Critics’ Picks

Andy Robert, Cross Country D, 2017, oil, spray paint, oil stick, acrylic, pencil on canvas, 11 1/2 x 10'.

Andy Robert, Cross Country D, 2017, oil, spray paint, oil stick, acrylic, pencil on canvas, 11 1/2 x 10'.

Los Angeles

Andy Robert

December 15, 2017–February 28, 2018

Andy Robert’s Smoking Gun (all works 2017) is a mass of speckled paint. The broken brushstrokes on the substrate dissolve and then corrugate in the manner of late Impressionism, Arte Povera, or even tachism. At times, pure, nonlocalized color abuts less welcoming mixtures that approach the hues of mud. From a distance, silvery tones, deeper beiges, and warm ivories read as only slight deviations from the canvas. Up close, at center, a body emerges, a black body. One wearing cutoff blue jeans, a hat, and carrying a firearm slung over one shoulder. The figure is based on a mass-produced image of a Maroon in the Caribbean.

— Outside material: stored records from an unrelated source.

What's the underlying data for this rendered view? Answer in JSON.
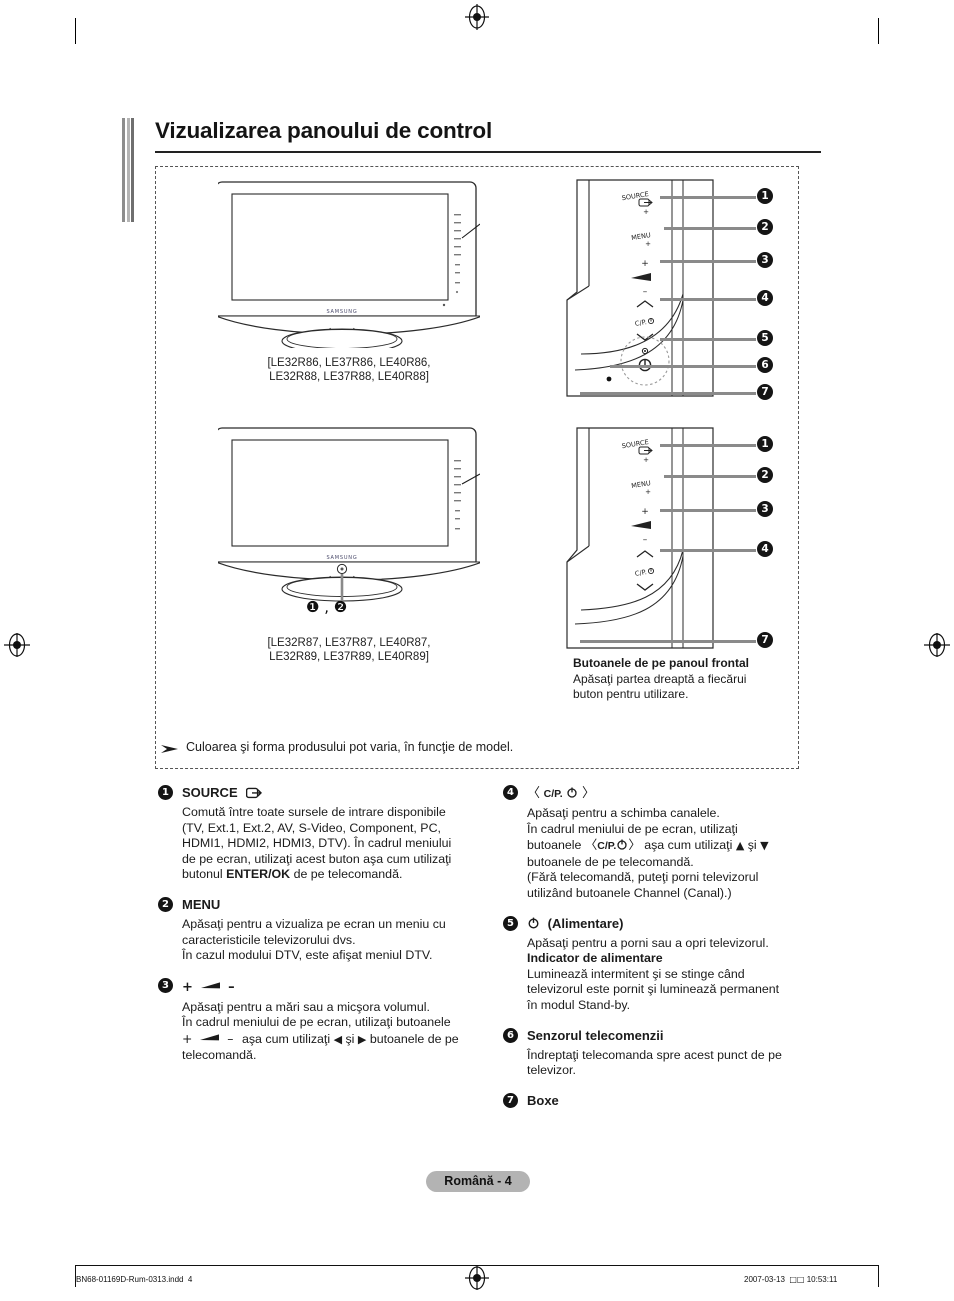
{
  "heading": "Vizualizarea panoului de control",
  "diagram": {
    "figure1_models": "[LE32R86, LE37R86, LE40R86,\nLE32R88, LE37R88, LE40R88]",
    "figure2_models": "[LE32R87, LE37R87, LE40R87,\nLE32R89, LE37R89, LE40R89]",
    "figure2_callout_pair": "❶ , ❷",
    "panel_labels": {
      "source": "SOURCE",
      "menu": "MENU",
      "volume_plus": "+",
      "volume_minus": "–",
      "channel": "C/P.",
      "brand": "SAMSUNG"
    },
    "callout_numbers": [
      "1",
      "2",
      "3",
      "4",
      "5",
      "6",
      "7"
    ],
    "panel_caption_title": "Butoanele de pe panoul frontal",
    "panel_caption_text": "Apăsaţi partea dreaptă a fiecărui\nbuton pentru utilizare.",
    "note": "Culoarea şi forma produsului pot varia, în funcţie de model."
  },
  "items": {
    "item1": {
      "num": "1",
      "title": "SOURCE",
      "icon": "source-icon",
      "body_l1": "Comută între toate sursele de intrare disponibile",
      "body_l2": "(TV, Ext.1, Ext.2, AV, S-Video, Component, PC,",
      "body_l3": "HDMI1, HDMI2, HDMI3, DTV). În cadrul meniului",
      "body_l4": "de pe ecran, utilizaţi acest buton aşa cum utilizaţi",
      "body_l5_pre": "butonul ",
      "body_l5_bold": "ENTER/OK",
      "body_l5_post": " de pe telecomandă."
    },
    "item2": {
      "num": "2",
      "title": "MENU",
      "body_l1": "Apăsaţi pentru a vizualiza pe ecran un meniu cu",
      "body_l2": "caracteristicile televizorului dvs.",
      "body_l3": "În cazul modului DTV, este afişat meniul DTV."
    },
    "item3": {
      "num": "3",
      "title_plus": "+",
      "title_minus": "–",
      "body_l1": "Apăsaţi pentru a mări sau a micşora volumul.",
      "body_l2": "În cadrul meniului de pe ecran, utilizaţi butoanele",
      "body_l3_a": "+",
      "body_l3_b": "–",
      "body_l3_c": "aşa cum utilizaţi",
      "body_l3_d": "◀",
      "body_l3_e": "şi",
      "body_l3_f": "▶",
      "body_l3_g": "butoanele de pe",
      "body_l4": "telecomandă."
    },
    "item4": {
      "num": "4",
      "title_lt": "〈",
      "title_cp": "C/P.",
      "title_pw": "power-icon",
      "title_gt": "〉",
      "body_l1": "Apăsaţi pentru a schimba canalele.",
      "body_l2": "În cadrul meniului de pe ecran, utilizaţi",
      "body_l3_pre": "butoanele",
      "body_l3_cp": "C/P.",
      "body_l3_up": "▲",
      "body_l3_mid": "aşa cum utilizaţi",
      "body_l3_and": "şi",
      "body_l3_dn": "▼",
      "body_l4": "butoanele de pe telecomandă.",
      "body_l5": "(Fără telecomandă, puteţi porni televizorul",
      "body_l6": "utilizând butoanele Channel (Canal).)"
    },
    "item5": {
      "num": "5",
      "title": "(Alimentare)",
      "icon": "power-icon",
      "body_l1": "Apăsaţi pentru a porni sau a opri televizorul.",
      "body_sub": "Indicator de alimentare",
      "body_l2": "Luminează intermitent şi se stinge când",
      "body_l3": "televizorul este pornit şi luminează permanent",
      "body_l4": "în modul Stand-by."
    },
    "item6": {
      "num": "6",
      "title": "Senzorul telecomenzii",
      "body_l1": "Îndreptaţi telecomanda spre acest punct de pe",
      "body_l2": "televizor."
    },
    "item7": {
      "num": "7",
      "title": "Boxe"
    }
  },
  "footer": {
    "page_badge": "Română - 4",
    "file_name": "BN68-01169D-Rum-0313.indd",
    "file_page": "4",
    "date": "2007-03-13",
    "missing_glyphs": "□□",
    "time": "10:53:11"
  }
}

Thus is our ingress into Robert’s geography, as the show’s title cryptically hints: “Lakou: One Two Five.”

The titular Haitian Creole word denotes not only a space of habitation but also the shared environs of ancestry. It is an inheritance that cannot be sold. “One Two Five,” or 125th Street in Harlem, is where most of these paintings were made. Harlem, which has been the heart of so many overlapping diasporic black communities, even appears in the seated portrait Thelma Golden. The iconic Studio Museum director’s face is obscured in a jumble of sienna browns while vivacious purple lines pattern her dress. The museum building behind her, a bedrock for African American artistic praxis, looms larger. In more nonobjective paintings, such as Cross Country D, specific loci go adrift in a work constituted by many small canvases all swarming with blue marks indicative of water.

Although it is easy to think of the water as some one-to-one stand-in for the slave trade and escape, Robert acknowledges the complexities of these issues as he untangles them in paint. The Maroons were neither freed people nor slaves; not even fugitives, they were resistance fighters who occupied mountainous areas in the West Indies and Guiana, among other places. In the triptych Higher Ground: Soon, Higher Ground: Past Present, Higher Ground: Here, the black body is in a modern city. In these paintings they, the warriors and their descendants, exist in the now.